After a full 20 minute taxi around what seemed like the whole of Beijing Capital Airport our adventure finally came to an end and we said our goodbyes.
Interesting? Yes. Surprising? Yes. Unexpected? Yes. Many of the facts purported by the Western media is frankly untrue, but the DPRK also engages in its own propaganda so the rhetoric goes both ways and the truth is somewhere in between.
We found all the people to be friendly and genuinely curious but also very willing to engage, especially the children who were wide-eyed and would always give us a wave if we instigated it. Restrictions on photography of normal life were largely unrestricted when compared to as recent as three months ago, according to David, so it seems like the country is slowly opening up, maybe due to the change in leader or maybe part of a larger plan that was already in place.
I'd recommend anyone to go and visit and gather the facts for themselves.
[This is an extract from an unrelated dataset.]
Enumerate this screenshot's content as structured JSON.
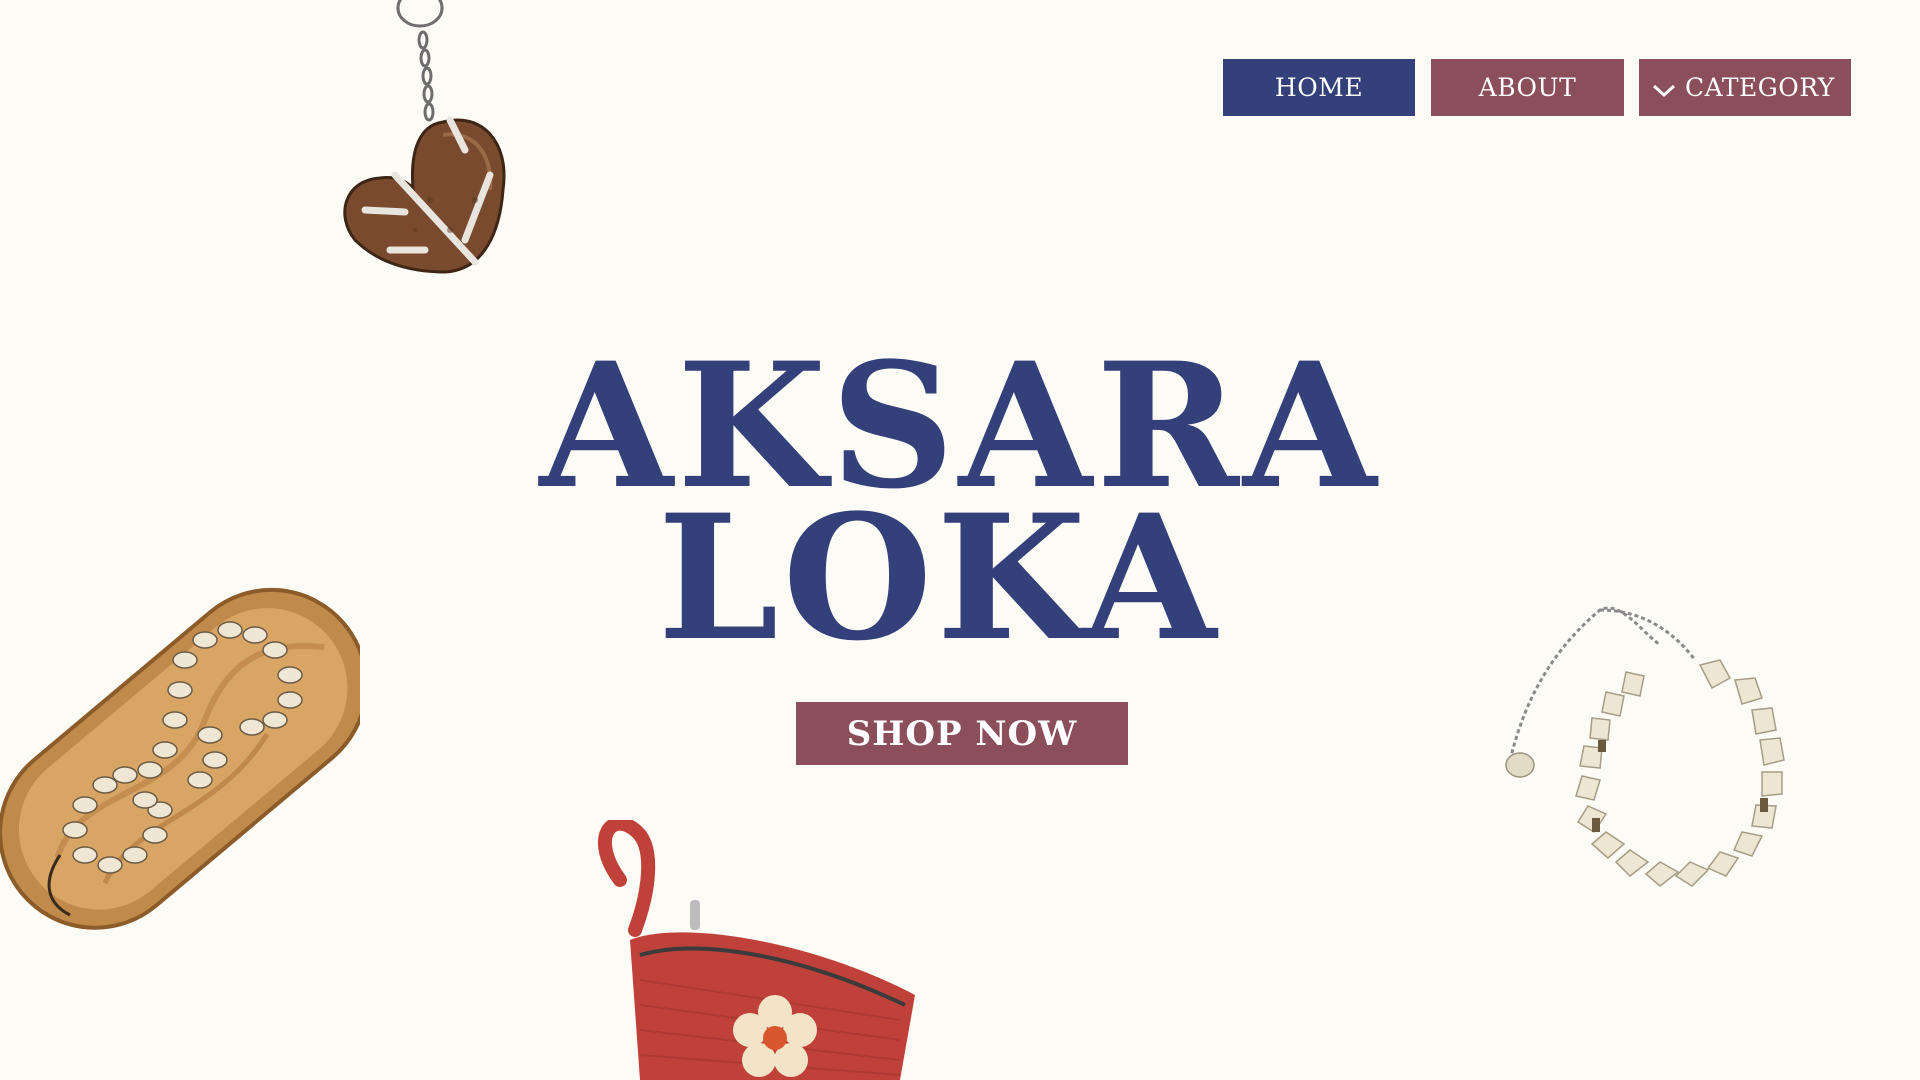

I do realise that we may not have seen every facet of the country, but from what we saw conditions were no worse, and in many cases better than many Asian or South American countries that I've visited. It's certainly better to get first hand knowledge and experiences.
I'd like to thank David from JTS, our KITC tour guides and Air Koryo for their tireless work and negotiations in making everything happen. It was a new experience for us and was certainly the same for the airline.
I hear the next trip will also involve Il-76 and Mi-17 flights – we must have been behaved well enough for Air Koryo to open up even more!Quote from the Korean Central News Agency about our tip:
Pyongyang, October 8 (KCNA) -- The Democratic People's Republic of Korea has offered new tourist itineraries, drawing attention of foreign people.
Last May an airplane of the Koryo Air Company with European flight hounds aboard left Pyongya ng Airport for tour of Mt. Paektu. Those tourists also went sightseeing in the east coastal area in the country by another plane taking off at Samjiyon Airport. This was the first demonstration tourism by air for foreigners in the country.
Tourists can satisfy their curiosity through tour and photographing of airplanes of various types possessed by the company and use of them.
The company has various kinds of civilian airplanes. Those planes have been used for a long time, but their technical and external state is still kept fine.
Those tourists are satisfied with such air tourist service for diversity in air transport means and convenience in their use.
According to organizers of the tourism by air, flight tourist groups visited Pyongyang in May, July and September and another group of aviation enthusiasts is to arrive here in October.
Such tourism is expected to become more popular next year.photo/serial list]